test
Search publications, data, projects and authors
The Melkite Church in Syria and Palestine (7th to 10th century) : Christians from Byzantium to Islam

Thesis

<10670/1.wt5ssm>
Disciplines
KeywordsTriple Keywords
Religious belief
Faith
Theological belief
Annals
History
Diplomatics
Documents
Business economics
Managerial economics
Science, Political
Government
Politics
Political science
Political theory
Administration
Commonwealth, The
Civil government
Political thought
Geography
Cult
Cultus
Worship
Property--Law and legislation
Property
Authority
Buildings--Design and construction
Construction
Building design
Western architecture (Western countries)
Architecture, Western (Western countries)
Architecture
Retention (Psychology)
Memory
Justice
Injustice

Abstract

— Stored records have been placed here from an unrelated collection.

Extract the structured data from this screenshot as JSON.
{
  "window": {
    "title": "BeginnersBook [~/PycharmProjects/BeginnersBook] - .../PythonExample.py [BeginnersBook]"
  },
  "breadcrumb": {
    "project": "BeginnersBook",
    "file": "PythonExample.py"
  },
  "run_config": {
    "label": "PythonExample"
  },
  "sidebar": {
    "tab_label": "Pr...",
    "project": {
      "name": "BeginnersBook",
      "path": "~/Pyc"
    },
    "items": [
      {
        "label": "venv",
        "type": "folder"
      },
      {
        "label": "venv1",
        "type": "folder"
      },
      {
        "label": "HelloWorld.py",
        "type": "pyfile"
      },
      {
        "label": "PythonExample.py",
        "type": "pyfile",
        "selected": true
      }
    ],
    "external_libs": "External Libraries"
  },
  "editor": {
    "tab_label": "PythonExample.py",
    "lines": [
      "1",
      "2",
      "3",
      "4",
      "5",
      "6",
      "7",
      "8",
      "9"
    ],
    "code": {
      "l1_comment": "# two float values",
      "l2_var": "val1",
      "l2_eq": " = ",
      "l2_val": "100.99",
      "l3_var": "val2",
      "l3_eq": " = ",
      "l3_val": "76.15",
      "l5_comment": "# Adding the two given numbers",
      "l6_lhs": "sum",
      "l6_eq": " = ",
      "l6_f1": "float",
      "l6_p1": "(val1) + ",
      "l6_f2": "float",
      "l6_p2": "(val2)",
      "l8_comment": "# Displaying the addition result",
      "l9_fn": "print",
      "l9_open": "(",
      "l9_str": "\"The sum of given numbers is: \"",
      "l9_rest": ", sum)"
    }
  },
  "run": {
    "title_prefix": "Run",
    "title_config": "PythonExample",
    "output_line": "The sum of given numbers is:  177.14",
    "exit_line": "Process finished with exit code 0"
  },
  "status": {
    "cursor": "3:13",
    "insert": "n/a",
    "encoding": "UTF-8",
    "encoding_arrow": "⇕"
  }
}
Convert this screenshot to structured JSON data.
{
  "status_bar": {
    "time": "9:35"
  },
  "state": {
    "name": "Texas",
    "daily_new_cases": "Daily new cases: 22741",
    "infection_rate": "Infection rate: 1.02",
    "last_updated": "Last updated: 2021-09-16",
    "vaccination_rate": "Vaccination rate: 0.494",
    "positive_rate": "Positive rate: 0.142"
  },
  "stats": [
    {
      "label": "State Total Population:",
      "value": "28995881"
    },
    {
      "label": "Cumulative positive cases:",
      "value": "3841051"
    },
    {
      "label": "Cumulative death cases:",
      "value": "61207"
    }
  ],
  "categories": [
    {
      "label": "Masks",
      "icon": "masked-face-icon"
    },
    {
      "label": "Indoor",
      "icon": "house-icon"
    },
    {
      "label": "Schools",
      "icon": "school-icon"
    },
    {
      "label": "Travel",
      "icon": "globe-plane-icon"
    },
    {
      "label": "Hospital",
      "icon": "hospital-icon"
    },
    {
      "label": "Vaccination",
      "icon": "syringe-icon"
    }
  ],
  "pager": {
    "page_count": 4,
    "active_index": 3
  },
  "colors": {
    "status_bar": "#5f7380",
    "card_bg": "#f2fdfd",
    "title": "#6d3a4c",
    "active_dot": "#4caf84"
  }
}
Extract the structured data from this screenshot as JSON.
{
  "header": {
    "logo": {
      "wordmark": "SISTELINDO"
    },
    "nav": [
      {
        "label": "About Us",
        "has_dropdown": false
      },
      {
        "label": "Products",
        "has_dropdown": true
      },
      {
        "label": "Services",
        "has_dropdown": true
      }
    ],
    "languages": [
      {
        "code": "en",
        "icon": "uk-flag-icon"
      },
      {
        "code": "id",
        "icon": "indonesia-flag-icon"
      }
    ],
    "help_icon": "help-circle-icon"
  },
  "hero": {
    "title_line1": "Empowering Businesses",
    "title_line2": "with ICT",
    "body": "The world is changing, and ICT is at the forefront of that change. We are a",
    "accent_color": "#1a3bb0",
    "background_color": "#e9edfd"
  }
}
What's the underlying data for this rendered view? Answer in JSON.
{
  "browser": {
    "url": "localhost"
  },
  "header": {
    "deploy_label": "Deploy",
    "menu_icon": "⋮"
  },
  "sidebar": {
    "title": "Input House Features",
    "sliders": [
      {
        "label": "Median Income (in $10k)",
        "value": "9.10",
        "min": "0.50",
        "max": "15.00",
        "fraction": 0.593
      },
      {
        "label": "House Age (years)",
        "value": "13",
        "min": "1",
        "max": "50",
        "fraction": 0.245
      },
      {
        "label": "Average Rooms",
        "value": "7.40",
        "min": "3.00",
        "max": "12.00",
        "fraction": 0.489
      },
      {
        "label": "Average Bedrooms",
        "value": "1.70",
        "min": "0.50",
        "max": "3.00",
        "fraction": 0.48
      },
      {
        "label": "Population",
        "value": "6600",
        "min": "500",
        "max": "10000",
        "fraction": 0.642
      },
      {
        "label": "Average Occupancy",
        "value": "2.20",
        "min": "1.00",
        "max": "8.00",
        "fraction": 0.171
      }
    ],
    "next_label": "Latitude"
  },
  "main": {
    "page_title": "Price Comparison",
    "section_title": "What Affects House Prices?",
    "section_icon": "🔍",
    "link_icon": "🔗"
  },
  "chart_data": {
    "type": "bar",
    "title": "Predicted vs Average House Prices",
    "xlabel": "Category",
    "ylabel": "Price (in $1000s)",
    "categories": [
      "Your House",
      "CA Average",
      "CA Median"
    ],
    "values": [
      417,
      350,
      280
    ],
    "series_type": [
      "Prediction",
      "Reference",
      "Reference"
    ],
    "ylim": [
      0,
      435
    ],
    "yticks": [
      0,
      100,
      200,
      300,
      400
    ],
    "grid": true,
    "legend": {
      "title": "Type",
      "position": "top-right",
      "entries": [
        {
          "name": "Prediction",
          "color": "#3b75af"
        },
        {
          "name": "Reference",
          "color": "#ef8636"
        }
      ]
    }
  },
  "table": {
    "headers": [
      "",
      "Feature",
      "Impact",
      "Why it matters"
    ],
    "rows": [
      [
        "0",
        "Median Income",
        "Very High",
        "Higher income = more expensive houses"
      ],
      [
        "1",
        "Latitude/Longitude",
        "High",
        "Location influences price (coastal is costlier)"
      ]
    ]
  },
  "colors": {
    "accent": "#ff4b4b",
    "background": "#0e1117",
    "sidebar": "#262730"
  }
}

"Melkites" is a common label, in the medieval world of Islam, for Christians adhering to the (Chalcedonian) faith of the Byzantines. Defined by their theological profile, the Melkites also form a Church: it is from an institutional point of view that this dissertation studies their history, in Syria and Palestine, during the transition from Byzantium to Islam. While relying on a wide range of sources, the research focuses on a dossier of Church documents in Arabic issued in the late 9th century, in the course of a conflict involving David, metropolitan bishop of Damascus, and concerning the administration of its churches. Edition and French translation of this dossier are provided as an appendix. Two aspects of the history of the Melkite Church are studied: its ecclesiastical hierarchy and geography between 600 and 969, and the government of the Church through its administration. The dissertation offers a revision of the chronology of the patriarchs, an inventory of the post-Byzantine episcopal hierarchy and a discussion on the place of monasteries in the Melkite Church. The administration of worship and church property can occasionally be grasped, at the local level of the city, according to a nomenclature largely inherited from the Byzantine period, but behind which new issues such as the tax burden may be detected. The handwritten material, especially canonical documentation, provides insights into the judicial process, conflict resolution and legal practices within the Melkite Church. In a transversal way, the issue of authority in the Church and the construction of institutional memory help to think about the social significance of the ecclesial institution.

...loading
Report a bug

Under construction

We're in Beta!

The GoTriple platform is still in Beta and we keep adding new features everyday. Check the project's website to see what's new and subscribe to our Mailing List.